Maine Organic Farmers and Gardeners Association
By Russell Libby, MOFGA Executive Director

For many years we in MOFGA liked to think of ourselves as separate from the big farm policy discussions that take place every five years in Washington. The Farm Bill was about the big farmers in the Midwest, and didn’t have much impact on what a small vegetable farmer in Maine might be doing. We were busy building our own world of local markets and connections with consumers.

The 1990 Farm Bill changed all that. For the first time, organic became a part of U.S. agricultural policy. Now, at the end of 2000, we’re about to see the results. The U.S. Department of Agriculture is scheduled to release a final rule for the National Organic Program before the end of the year. That rule will have a big impact on the way MOFGA does business, on the decisions that our 240 certified farmers will be making, and on the buying options of many thousands of consumers. The production standards that they are proposing are substantially in agreement with those MOFGA has been using for a number of years. The major difference will come in the way that USDA tries to make certification an arms-length program.

Our first certification program, in 1972, relied on farmers to go inspect other farmers. Through the years MOFGA has maintained that basic connection between farmers and the program. Farmers have been a key part of the certification program; farmers have served as inspectors; the MOFGA Board includes farmers, who help make the decisions about standards. We’re concerned that the USDA regulation, when released, will require a substantial change in those connections.

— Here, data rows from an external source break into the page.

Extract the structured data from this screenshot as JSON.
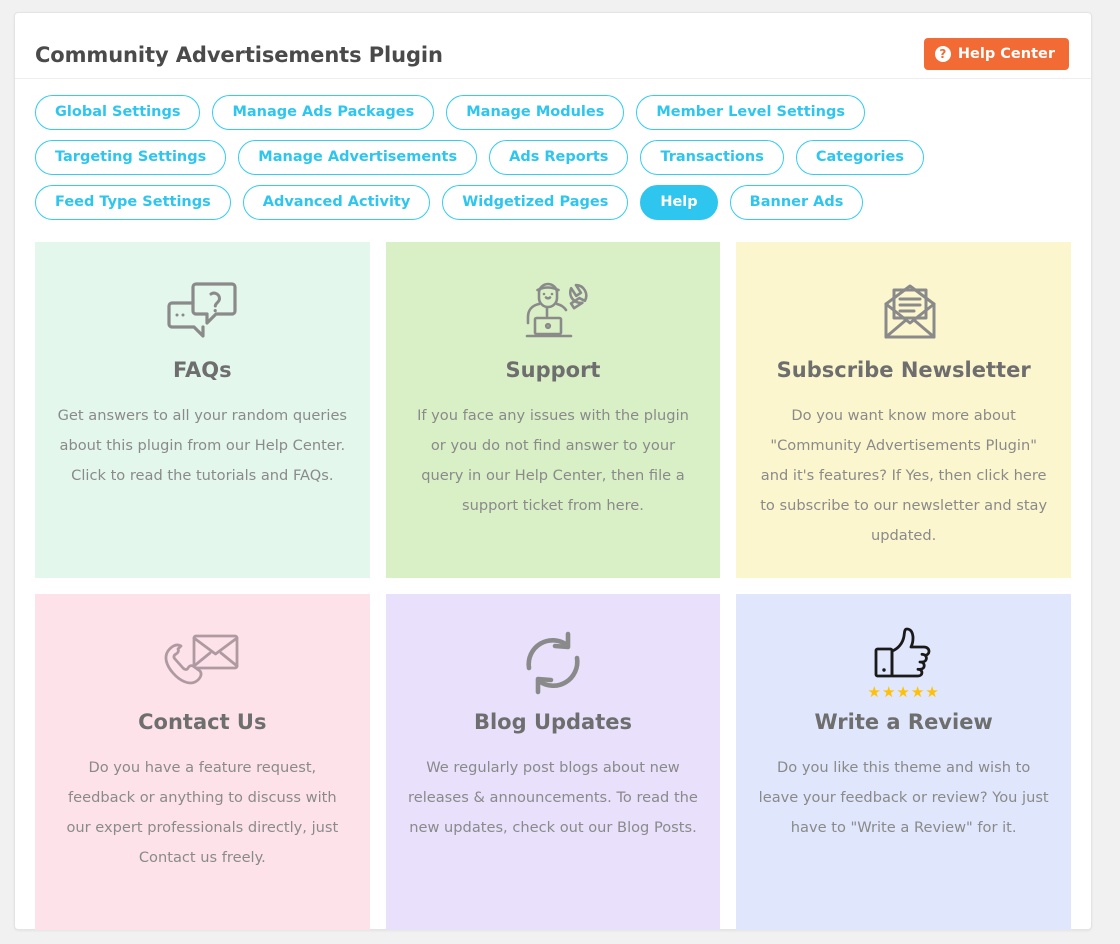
{
  "header": {
    "title": "Community Advertisements Plugin",
    "help_center_label": "Help Center",
    "help_center_icon": "question-circle-icon",
    "help_center_color": "#f26a34"
  },
  "theme": {
    "accent": "#2ec6ef",
    "title_color": "#4a4a4a",
    "card_title_color": "#6e6e6e",
    "card_text_color": "#8a8a8a",
    "star_color": "#ffc107"
  },
  "tabs": [
    {
      "label": "Global Settings",
      "active": false
    },
    {
      "label": "Manage Ads Packages",
      "active": false
    },
    {
      "label": "Manage Modules",
      "active": false
    },
    {
      "label": "Member Level Settings",
      "active": false
    },
    {
      "label": "Targeting Settings",
      "active": false
    },
    {
      "label": "Manage Advertisements",
      "active": false
    },
    {
      "label": "Ads Reports",
      "active": false
    },
    {
      "label": "Transactions",
      "active": false
    },
    {
      "label": "Categories",
      "active": false
    },
    {
      "label": "Feed Type Settings",
      "active": false
    },
    {
      "label": "Advanced Activity",
      "active": false
    },
    {
      "label": "Widgetized Pages",
      "active": false
    },
    {
      "label": "Help",
      "active": true
    },
    {
      "label": "Banner Ads",
      "active": false
    }
  ],
  "cards": [
    {
      "title": "FAQs",
      "icon": "speech-bubbles-question-icon",
      "text": "Get answers to all your random queries about this plugin from our Help Center. Click to read the tutorials and FAQs.",
      "background": "#e3f7ed"
    },
    {
      "title": "Support",
      "icon": "support-agent-laptop-wrench-icon",
      "text": "If you face any issues with the plugin or you do not find answer to your query in our Help Center, then file a support ticket from here.",
      "background": "#d9f0c6"
    },
    {
      "title": "Subscribe Newsletter",
      "icon": "open-envelope-letter-icon",
      "text": "Do you want know more about \"Community Advertisements Plugin\" and it's features? If Yes, then click here to subscribe to our newsletter and stay updated.",
      "background": "#fcf6ce"
    },
    {
      "title": "Contact Us",
      "icon": "phone-envelope-icon",
      "text": "Do you have a feature request, feedback or anything to discuss with our expert professionals directly, just Contact us freely.",
      "background": "#fde3e9"
    },
    {
      "title": "Blog Updates",
      "icon": "refresh-sync-arrows-icon",
      "text": "We regularly post blogs about new releases & announcements. To read the new updates, check out our Blog Posts.",
      "background": "#e9e0fb"
    },
    {
      "title": "Write a Review",
      "icon": "thumbs-up-stars-icon",
      "text": "Do you like this theme and wish to leave your feedback or review? You just have to \"Write a Review\" for it.",
      "background": "#e0e6fb",
      "stars": "★★★★★"
    }
  ]
}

Industrial manufacturers have adopted uniform standards to allow products to move around the world and be compatible. One of these standards, ISO 65, deals with third-party certification, and is the basis for current USDA accreditation practices. Essentially ISO 65 requires walls between the inspector and the inspected party. These go well beyond the conflicts of interest we already watch, like not sending buyer to inspect seller, or allowing the farmer being reviewed to be part of the review of her application in the committee. They essentially prohibit most financial or policy relationships between parties, meaning farmers would need to be held at arms’ length from MOFGA, their certifier.

This seems to me to be another example of the industrial mindset creeping into every aspect of American society. During the election campaigns this year, there was general agreement within the two major parties that America is part of a global economy, with trade and technology closely related. Anything that increases trade is good; anything that slows trade is bad. Yet I fear we will be losing a lot when USDA requires certification to operate with enough walls to ensure lack of personal contact.

One of the common elements in this year’s forestry referendum was the notion that certification according to good standards was a preferred alternative to more regulation. By the end of the year we’ll see whether certification via regulation is going to be a workable option for MOFGA and for Maine’s organic farmers.
MOF&G Cover Winter 2000-2001